# ACTIVITY:
Leaving the pictures aside, return the listing exactly as it appears.

SOURCE INFORMATION Start Marker

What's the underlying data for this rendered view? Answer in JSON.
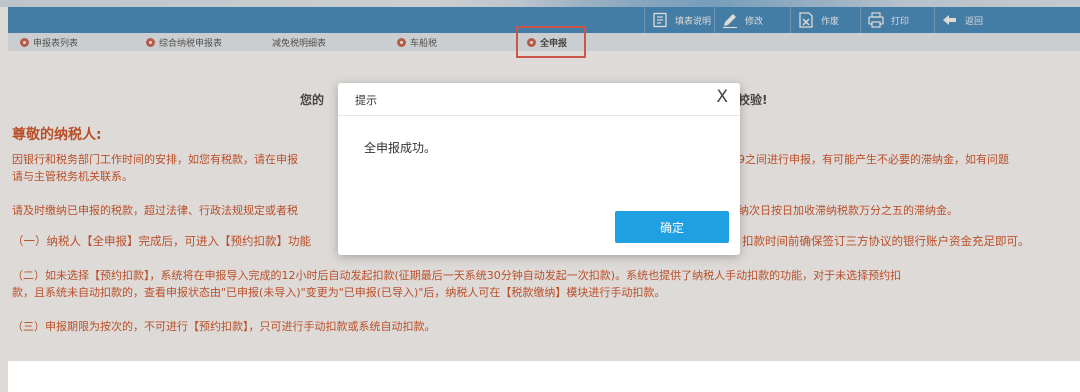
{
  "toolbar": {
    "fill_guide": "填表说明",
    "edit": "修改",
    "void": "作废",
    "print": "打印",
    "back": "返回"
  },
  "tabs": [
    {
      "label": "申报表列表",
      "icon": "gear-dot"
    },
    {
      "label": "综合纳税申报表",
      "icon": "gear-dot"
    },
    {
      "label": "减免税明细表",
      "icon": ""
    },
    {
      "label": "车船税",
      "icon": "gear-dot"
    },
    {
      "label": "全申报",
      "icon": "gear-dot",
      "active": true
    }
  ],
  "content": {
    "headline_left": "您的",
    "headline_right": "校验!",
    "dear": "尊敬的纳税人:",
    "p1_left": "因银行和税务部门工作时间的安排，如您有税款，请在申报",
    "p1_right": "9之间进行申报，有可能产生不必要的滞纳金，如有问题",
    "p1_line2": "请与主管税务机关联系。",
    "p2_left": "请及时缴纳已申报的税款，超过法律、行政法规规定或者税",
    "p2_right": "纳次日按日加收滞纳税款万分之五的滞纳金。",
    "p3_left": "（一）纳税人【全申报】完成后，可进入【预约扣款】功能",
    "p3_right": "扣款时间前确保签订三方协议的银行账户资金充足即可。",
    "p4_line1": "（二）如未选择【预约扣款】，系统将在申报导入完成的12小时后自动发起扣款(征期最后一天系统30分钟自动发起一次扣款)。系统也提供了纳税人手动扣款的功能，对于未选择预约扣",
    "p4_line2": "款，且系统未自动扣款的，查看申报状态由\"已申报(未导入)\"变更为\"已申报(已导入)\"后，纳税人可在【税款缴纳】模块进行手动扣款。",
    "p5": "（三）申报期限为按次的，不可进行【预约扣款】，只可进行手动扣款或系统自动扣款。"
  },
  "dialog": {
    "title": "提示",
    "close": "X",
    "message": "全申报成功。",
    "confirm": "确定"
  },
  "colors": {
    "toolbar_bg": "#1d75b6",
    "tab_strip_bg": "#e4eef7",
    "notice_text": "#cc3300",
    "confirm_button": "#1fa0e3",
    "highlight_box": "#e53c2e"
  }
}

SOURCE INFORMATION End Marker

# FINISHED EXERCISE:
What's the underlying data for this rendered view? Answer in JSON.
{
  "toolbar": {
    "fill_guide": "填表说明",
    "edit": "修改",
    "void": "作废",
    "print": "打印",
    "back": "返回"
  },
  "tabs": [
    {
      "label": "申报表列表",
      "icon": "gear-dot"
    },
    {
      "label": "综合纳税申报表",
      "icon": "gear-dot"
    },
    {
      "label": "减免税明细表",
      "icon": ""
    },
    {
      "label": "车船税",
      "icon": "gear-dot"
    },
    {
      "label": "全申报",
      "icon": "gear-dot",
      "active": true
    }
  ],
  "content": {
    "headline_left": "您的",
    "headline_right": "校验!",
    "dear": "尊敬的纳税人:",
    "p1_left": "因银行和税务部门工作时间的安排，如您有税款，请在申报",
    "p1_right": "9之间进行申报，有可能产生不必要的滞纳金，如有问题",
    "p1_line2": "请与主管税务机关联系。",
    "p2_left": "请及时缴纳已申报的税款，超过法律、行政法规规定或者税",
    "p2_right": "纳次日按日加收滞纳税款万分之五的滞纳金。",
    "p3_left": "（一）纳税人【全申报】完成后，可进入【预约扣款】功能",
    "p3_right": "扣款时间前确保签订三方协议的银行账户资金充足即可。",
    "p4_line1": "（二）如未选择【预约扣款】，系统将在申报导入完成的12小时后自动发起扣款(征期最后一天系统30分钟自动发起一次扣款)。系统也提供了纳税人手动扣款的功能，对于未选择预约扣",
    "p4_line2": "款，且系统未自动扣款的，查看申报状态由\"已申报(未导入)\"变更为\"已申报(已导入)\"后，纳税人可在【税款缴纳】模块进行手动扣款。",
    "p5": "（三）申报期限为按次的，不可进行【预约扣款】，只可进行手动扣款或系统自动扣款。"
  },
  "dialog": {
    "title": "提示",
    "close": "X",
    "message": "全申报成功。",
    "confirm": "确定"
  },
  "colors": {
    "toolbar_bg": "#1d75b6",
    "tab_strip_bg": "#e4eef7",
    "notice_text": "#cc3300",
    "confirm_button": "#1fa0e3",
    "highlight_box": "#e53c2e"
  }
}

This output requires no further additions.